"Buenos dias", "buenas noches" -- this was the first words in a foreign language I heard in my life, as a three-year old boy growing up in developing post-war Western Germany, where the first gastarbeiters had arrived from Spain. Fascinated by the strange sounds, I tried to get to know some more languages, the only opportunity being TV courses of English and French -- there was no foreign language education for pre-teen school children in Germany yet in those days. Read more
To find some answers Tim Machan explores the language's present and past, and looks ahead to its futures among the one and a half billion people who speak it. His search is fascinating and important, for definitions of English have influenced education and law in many countries and helped shape the identities of those who live in them.
This volume provides a new perspective on the evolution of the special language of medicine, based on the electronic corpus of Early Modern English Medical Texts, containing over two million words of medical writing from 1500 to 1700.
Lexicography is a very special field of research, in which theory arises
from concrete problems and practice moulds on theoretical assumptions in a
way of working that is at the same time technical and innovative. The
volume offers an overview of the main aspects of the state of art of
lexicographical research in Europe, with contributions concerning both
historical and synchronic dictionaries and a wide spectrum of the main
European languages (French, English, German, Italian, Portuguese, Spanish).
Several contributions show the beneficial effects deriving from the close
connection between modern lexicography and information technology, which in
the last few years profoundly changed the way of designing, realising and

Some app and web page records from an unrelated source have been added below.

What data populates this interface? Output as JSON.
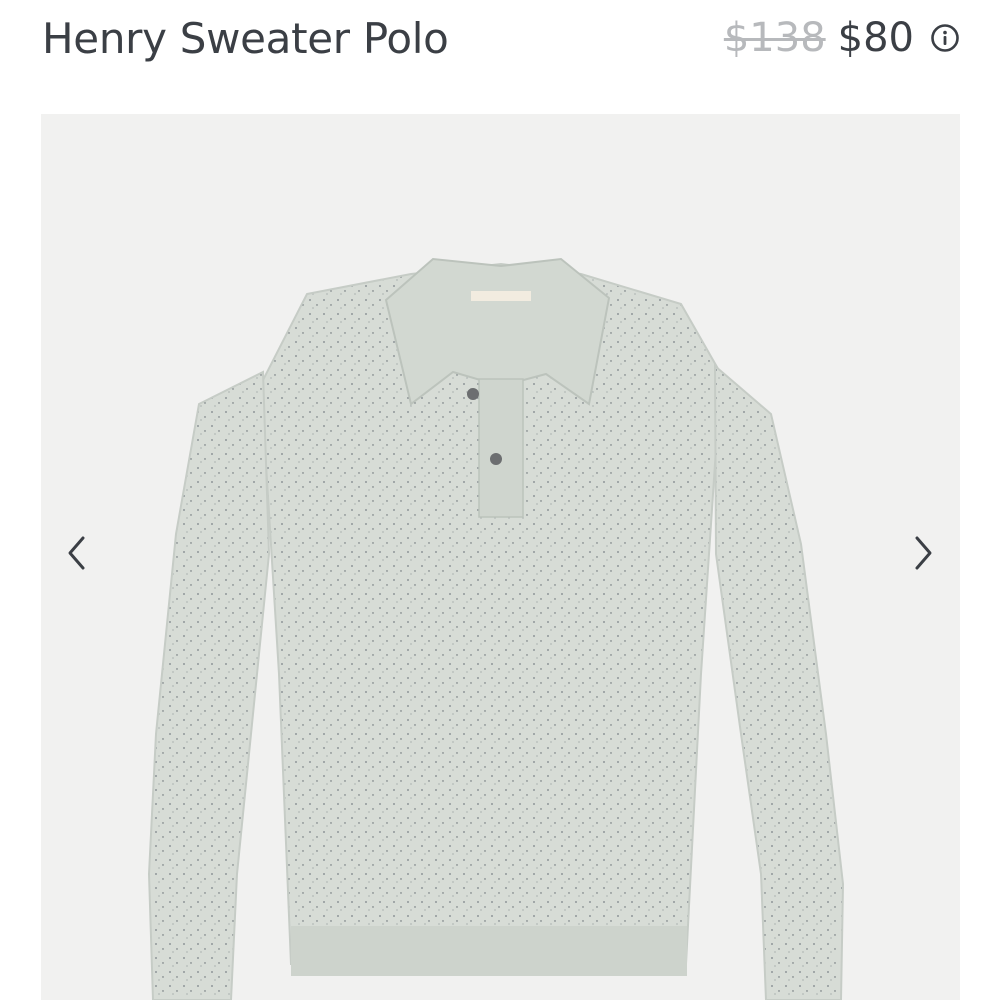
{
  "product": {
    "title": "Henry Sweater Polo",
    "original_price": "$138",
    "sale_price": "$80",
    "info_icon": "info-circle-icon"
  },
  "gallery": {
    "image": "sweater-polo-product-photo",
    "prev_icon": "chevron-left-icon",
    "next_icon": "chevron-right-icon"
  },
  "colors": {
    "text": "#3b3f45",
    "strike": "#b7b9bc",
    "gallery_bg": "#f1f1f0",
    "sweater": "#d7dcd6"
  }
}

using dictionaries. An appendix contains some reflections on lexicography
and translation, one of the most important functional goals for both
monolingual and bilingual dictionaries.